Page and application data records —
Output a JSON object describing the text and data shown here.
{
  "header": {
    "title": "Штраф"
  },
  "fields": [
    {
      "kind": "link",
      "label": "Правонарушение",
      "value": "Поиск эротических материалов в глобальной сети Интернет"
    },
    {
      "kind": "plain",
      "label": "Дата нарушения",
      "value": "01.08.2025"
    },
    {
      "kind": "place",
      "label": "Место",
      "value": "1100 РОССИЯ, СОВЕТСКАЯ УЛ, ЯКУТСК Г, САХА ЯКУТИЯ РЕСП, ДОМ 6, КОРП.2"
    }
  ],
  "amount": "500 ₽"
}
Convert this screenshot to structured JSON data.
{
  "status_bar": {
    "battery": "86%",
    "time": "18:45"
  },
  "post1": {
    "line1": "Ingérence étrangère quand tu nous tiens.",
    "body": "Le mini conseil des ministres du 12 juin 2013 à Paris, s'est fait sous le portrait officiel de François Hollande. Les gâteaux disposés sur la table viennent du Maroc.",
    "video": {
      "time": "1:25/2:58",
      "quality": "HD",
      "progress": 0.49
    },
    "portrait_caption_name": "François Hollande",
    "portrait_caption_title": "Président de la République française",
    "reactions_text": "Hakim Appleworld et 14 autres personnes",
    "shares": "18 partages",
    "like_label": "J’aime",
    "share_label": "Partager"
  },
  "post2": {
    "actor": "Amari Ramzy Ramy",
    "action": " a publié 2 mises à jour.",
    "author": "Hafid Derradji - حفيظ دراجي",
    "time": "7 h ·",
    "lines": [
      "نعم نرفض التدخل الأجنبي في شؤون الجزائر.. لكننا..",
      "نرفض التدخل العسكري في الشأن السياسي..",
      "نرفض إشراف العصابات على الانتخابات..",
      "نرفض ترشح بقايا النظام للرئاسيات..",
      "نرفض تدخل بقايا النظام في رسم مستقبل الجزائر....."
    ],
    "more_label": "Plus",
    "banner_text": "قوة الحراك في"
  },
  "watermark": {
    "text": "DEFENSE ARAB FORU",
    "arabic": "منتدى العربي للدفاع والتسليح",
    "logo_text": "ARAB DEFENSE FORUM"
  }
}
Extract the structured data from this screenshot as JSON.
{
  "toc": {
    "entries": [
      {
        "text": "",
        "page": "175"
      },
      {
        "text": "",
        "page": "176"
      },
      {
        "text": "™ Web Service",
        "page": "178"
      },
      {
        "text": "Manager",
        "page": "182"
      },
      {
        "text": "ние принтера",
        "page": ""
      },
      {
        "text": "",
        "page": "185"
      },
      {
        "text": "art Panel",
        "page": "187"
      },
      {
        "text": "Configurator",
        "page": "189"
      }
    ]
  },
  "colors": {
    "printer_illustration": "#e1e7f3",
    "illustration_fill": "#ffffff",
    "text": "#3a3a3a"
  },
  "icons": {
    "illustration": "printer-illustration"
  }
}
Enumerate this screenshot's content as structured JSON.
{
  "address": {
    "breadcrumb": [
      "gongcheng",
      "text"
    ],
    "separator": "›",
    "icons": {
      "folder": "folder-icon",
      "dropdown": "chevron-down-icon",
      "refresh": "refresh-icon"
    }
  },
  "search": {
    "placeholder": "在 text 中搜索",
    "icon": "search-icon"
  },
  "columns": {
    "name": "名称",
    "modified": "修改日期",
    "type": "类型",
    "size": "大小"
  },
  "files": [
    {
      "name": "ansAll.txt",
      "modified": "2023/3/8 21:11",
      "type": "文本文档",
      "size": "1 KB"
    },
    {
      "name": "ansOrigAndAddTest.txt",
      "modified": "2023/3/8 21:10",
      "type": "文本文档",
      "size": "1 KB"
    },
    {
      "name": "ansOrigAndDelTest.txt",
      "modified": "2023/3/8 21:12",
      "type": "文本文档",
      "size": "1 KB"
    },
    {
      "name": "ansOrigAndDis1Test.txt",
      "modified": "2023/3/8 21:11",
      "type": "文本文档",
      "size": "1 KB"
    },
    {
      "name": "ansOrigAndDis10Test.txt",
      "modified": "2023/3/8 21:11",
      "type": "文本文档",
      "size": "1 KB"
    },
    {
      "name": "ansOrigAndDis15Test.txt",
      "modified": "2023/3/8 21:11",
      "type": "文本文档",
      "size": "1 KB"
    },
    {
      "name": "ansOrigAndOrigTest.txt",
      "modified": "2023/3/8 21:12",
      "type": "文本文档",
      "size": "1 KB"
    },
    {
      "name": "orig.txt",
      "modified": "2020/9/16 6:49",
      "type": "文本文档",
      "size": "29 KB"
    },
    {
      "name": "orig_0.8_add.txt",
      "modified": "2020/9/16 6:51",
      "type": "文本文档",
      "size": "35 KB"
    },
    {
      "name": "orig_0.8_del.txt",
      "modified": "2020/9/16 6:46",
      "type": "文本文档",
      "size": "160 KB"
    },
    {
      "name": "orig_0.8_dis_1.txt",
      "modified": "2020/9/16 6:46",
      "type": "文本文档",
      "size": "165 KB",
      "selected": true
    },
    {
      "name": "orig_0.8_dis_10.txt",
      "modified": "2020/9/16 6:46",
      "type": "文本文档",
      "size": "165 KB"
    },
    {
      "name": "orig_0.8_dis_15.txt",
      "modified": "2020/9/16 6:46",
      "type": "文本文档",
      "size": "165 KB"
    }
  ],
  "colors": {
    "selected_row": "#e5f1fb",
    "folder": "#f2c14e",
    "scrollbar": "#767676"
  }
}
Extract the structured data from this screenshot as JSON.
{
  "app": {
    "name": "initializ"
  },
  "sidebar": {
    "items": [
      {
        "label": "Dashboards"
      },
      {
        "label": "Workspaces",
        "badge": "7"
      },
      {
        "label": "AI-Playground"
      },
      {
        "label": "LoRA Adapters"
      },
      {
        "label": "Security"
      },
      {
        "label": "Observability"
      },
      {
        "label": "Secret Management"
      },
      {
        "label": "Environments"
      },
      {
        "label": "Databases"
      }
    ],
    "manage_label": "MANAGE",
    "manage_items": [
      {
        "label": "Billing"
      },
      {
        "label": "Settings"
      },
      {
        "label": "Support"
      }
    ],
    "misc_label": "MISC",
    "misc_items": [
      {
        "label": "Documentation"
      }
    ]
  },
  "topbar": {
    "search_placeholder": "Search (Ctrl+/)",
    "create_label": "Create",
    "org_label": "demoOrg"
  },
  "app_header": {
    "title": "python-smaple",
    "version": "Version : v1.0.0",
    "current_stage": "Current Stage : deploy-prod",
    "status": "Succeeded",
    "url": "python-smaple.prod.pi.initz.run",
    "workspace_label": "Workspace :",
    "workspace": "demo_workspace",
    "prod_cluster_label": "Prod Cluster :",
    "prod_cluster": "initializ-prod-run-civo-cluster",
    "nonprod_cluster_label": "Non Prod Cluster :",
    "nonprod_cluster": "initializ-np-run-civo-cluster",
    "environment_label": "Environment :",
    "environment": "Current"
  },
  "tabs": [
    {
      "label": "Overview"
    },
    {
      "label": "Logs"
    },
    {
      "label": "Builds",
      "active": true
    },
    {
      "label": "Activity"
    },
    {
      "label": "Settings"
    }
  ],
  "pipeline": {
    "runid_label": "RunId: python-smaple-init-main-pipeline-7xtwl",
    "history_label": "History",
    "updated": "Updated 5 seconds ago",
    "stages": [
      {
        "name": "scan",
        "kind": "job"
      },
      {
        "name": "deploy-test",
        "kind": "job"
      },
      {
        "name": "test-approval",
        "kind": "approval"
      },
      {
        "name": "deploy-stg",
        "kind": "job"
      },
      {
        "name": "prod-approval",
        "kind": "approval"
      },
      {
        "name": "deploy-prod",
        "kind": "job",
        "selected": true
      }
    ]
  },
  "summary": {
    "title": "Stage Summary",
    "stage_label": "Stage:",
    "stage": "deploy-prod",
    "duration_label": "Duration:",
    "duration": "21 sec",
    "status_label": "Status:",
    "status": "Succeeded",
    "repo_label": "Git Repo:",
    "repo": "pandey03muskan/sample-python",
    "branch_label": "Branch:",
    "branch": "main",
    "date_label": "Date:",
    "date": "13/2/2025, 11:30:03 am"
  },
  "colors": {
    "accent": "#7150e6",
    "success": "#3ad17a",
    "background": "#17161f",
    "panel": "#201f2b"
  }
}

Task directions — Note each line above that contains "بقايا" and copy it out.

Completed exercise —
      "نرفض ترشح بقايا النظام للرئاسيات..",
      "نرفض تدخل بقايا النظام في رسم مستقبل الجزائر....."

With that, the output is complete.